Faith in Images
The existence of God has yet to be proven; nevertheless, humans continue to construct things that support the notion of a higher power. Christian shrines, in particular, perpetuate miraculous narratives and/or memorialize individuals with supernatural characteristics. Shrines such as these, help to validate one’s faith by objectifying the intangible. They function as a kind of physical proof, and they embody the notion of God’s existence.
I fabricated these shrines to draw attention to the need for humans to have their faith confirmed and validated by representations. Philosophers since Plato have advised against relying solely on images to acquire knowledge. Despite the warnings, this reliance has not weakened over time; instead, it has strengthened with the proliferation of images that has occurred since the invention of photography. We have evolved to depend on our sense of sight to collect vital information; as a result, we are more likely to believe in something that can be seen. For instance, my photographs may appear to be straightforward depictions, leading viewers to assume these shrines actually exist. These photographs may even comfort some because they reinforce their religious beliefs. However, this series is not a documentary; it does not disclose factual information about specific sacred sites or shrines.
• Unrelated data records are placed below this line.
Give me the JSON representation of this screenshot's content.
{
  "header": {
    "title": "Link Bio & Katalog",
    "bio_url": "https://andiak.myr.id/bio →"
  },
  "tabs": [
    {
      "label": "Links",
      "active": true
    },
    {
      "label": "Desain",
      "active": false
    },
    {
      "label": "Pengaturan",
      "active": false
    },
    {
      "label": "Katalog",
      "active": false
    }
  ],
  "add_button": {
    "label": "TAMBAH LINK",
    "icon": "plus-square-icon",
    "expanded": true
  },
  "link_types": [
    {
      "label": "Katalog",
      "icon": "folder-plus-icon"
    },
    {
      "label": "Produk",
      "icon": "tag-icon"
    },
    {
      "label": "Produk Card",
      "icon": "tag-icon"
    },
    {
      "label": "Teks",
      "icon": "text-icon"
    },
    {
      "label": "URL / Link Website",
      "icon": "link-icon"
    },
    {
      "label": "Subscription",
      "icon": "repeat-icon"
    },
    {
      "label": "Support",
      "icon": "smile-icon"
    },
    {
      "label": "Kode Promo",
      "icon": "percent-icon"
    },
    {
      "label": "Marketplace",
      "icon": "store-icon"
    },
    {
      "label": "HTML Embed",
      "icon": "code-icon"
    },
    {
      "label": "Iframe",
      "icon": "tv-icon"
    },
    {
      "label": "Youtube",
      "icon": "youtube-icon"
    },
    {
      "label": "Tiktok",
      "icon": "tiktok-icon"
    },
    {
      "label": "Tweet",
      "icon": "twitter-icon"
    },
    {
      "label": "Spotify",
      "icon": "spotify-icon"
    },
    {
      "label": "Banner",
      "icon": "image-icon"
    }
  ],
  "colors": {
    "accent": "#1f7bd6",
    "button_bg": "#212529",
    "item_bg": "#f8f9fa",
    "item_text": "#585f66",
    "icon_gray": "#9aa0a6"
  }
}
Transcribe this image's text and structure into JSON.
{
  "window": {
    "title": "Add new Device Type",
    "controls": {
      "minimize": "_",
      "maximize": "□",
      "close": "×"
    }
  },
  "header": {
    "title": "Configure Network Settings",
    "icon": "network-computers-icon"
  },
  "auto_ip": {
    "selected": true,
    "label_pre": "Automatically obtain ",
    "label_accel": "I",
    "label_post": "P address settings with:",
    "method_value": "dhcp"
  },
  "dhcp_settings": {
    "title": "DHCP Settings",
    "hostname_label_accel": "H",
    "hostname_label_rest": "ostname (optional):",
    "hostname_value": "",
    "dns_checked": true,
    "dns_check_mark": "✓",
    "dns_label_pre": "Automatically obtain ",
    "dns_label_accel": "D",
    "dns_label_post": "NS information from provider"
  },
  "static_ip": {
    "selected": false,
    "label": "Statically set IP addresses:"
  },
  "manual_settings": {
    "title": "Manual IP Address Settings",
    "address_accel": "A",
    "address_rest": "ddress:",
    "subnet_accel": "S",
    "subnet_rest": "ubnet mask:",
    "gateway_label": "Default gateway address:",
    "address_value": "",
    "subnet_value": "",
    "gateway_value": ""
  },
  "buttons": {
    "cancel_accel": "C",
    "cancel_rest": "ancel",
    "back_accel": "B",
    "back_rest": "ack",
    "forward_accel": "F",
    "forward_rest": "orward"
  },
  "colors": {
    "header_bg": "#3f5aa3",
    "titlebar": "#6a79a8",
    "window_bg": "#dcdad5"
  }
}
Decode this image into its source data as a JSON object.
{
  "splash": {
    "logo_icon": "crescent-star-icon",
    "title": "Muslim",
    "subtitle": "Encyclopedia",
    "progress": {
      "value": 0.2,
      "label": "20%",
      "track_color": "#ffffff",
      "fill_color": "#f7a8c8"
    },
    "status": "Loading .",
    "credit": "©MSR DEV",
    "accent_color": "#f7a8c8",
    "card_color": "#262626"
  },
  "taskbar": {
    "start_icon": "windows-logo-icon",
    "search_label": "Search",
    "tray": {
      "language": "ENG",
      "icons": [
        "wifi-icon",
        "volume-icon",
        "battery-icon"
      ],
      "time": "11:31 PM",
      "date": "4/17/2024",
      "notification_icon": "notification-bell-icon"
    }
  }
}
On the contrary, it is a work of fiction that examines the role of images in Christianity as well as in contemporary society.